Segment Start: Given data

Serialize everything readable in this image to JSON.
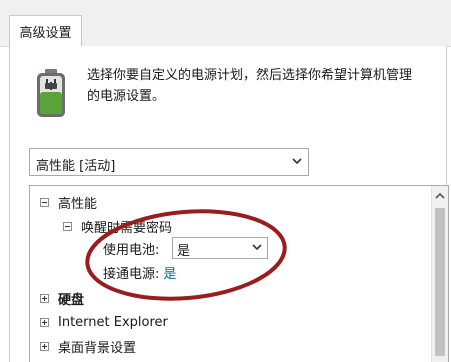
{
  "tab": {
    "label": "高级设置"
  },
  "description": {
    "line1": "选择你要自定义的电源计划，然后选择你希望计算机管理",
    "line2": "的电源设置。"
  },
  "plan_select": {
    "value": "高性能 [活动]"
  },
  "tree": {
    "plan": "高性能",
    "wake_password": "唤醒时需要密码",
    "on_battery_label": "使用电池:",
    "on_battery_value": "是",
    "plugged_in_label": "接通电源:",
    "plugged_in_value": "是",
    "hard_disk": "硬盘",
    "internet_explorer": "Internet Explorer",
    "desktop_background": "桌面背景设置"
  },
  "colors": {
    "annotation_circle": "#9b1c1c",
    "link_value": "#0a6a8a"
  },
  "icons": [
    "battery-plug-icon",
    "chevron-down-icon",
    "scroll-up-arrow-icon",
    "collapse-minus-icon",
    "expand-plus-icon"
  ]
}
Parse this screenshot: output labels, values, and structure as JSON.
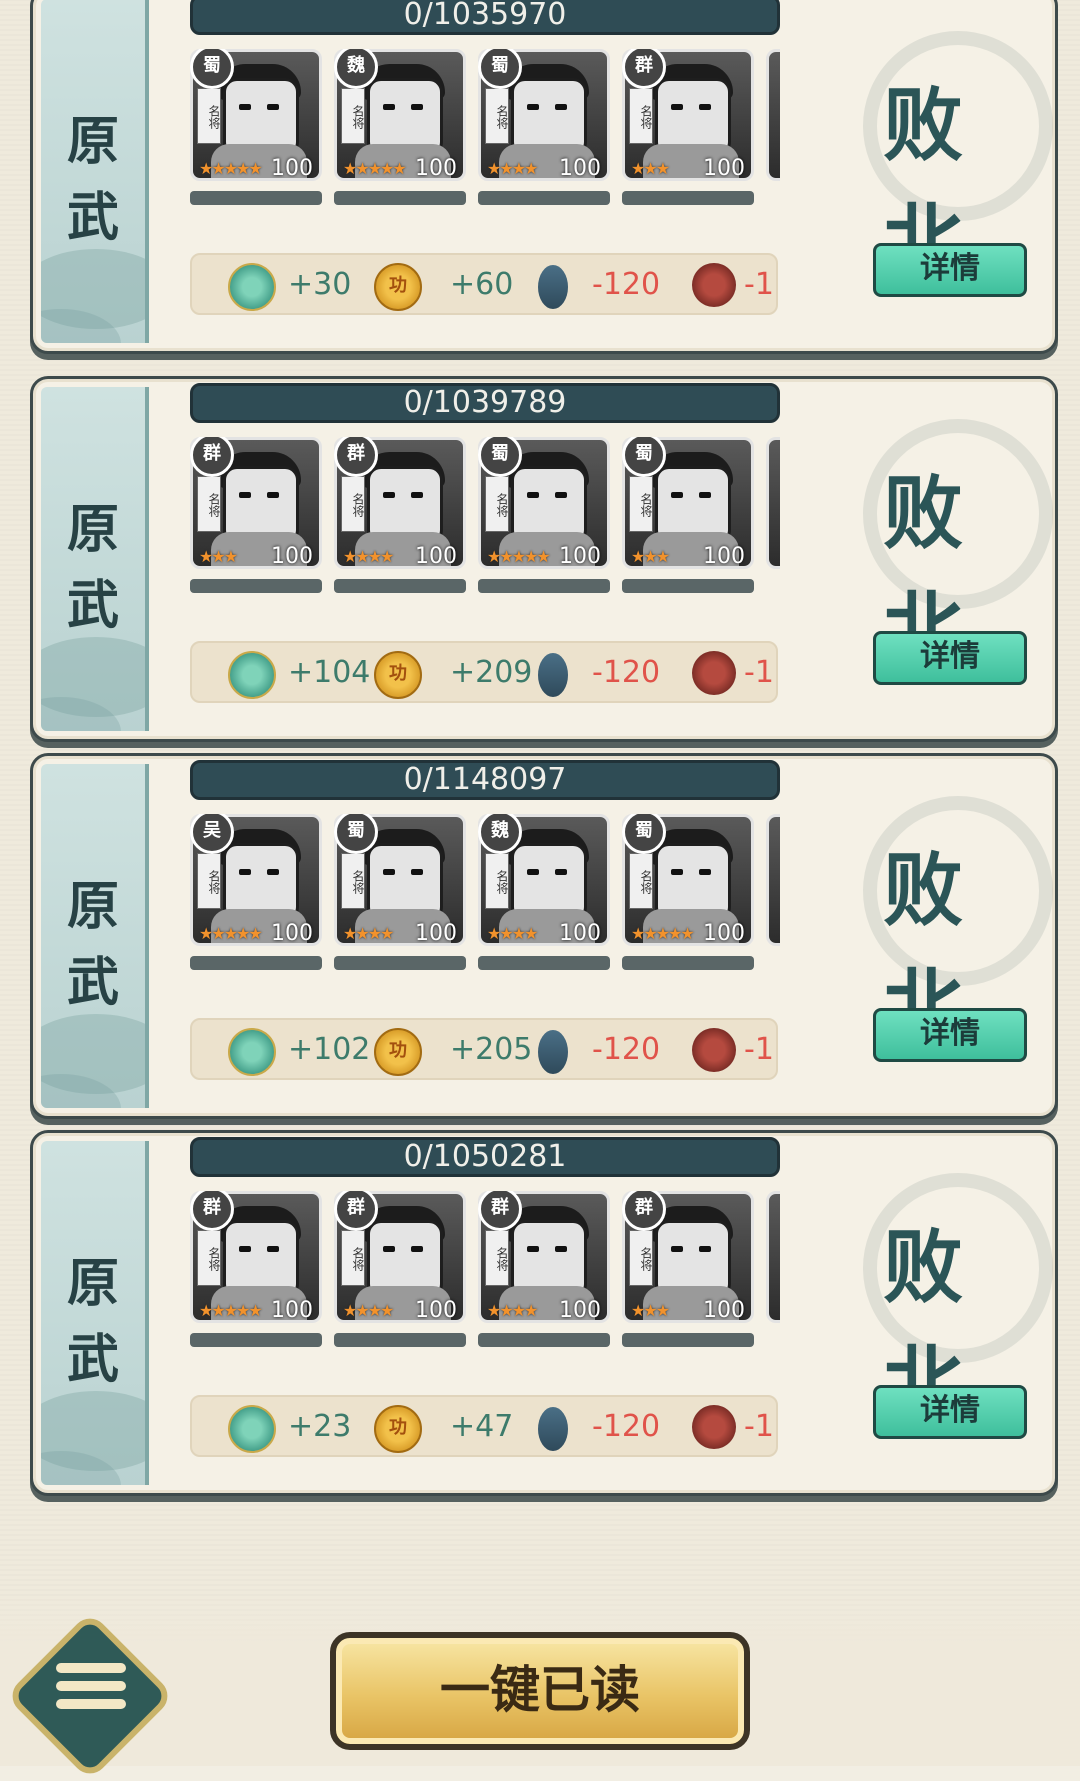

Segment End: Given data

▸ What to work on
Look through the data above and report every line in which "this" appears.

▸ Reply
Serialize everything readable in this image to JSON.
Parse this screenshot: output labels, values, and structure as JSON.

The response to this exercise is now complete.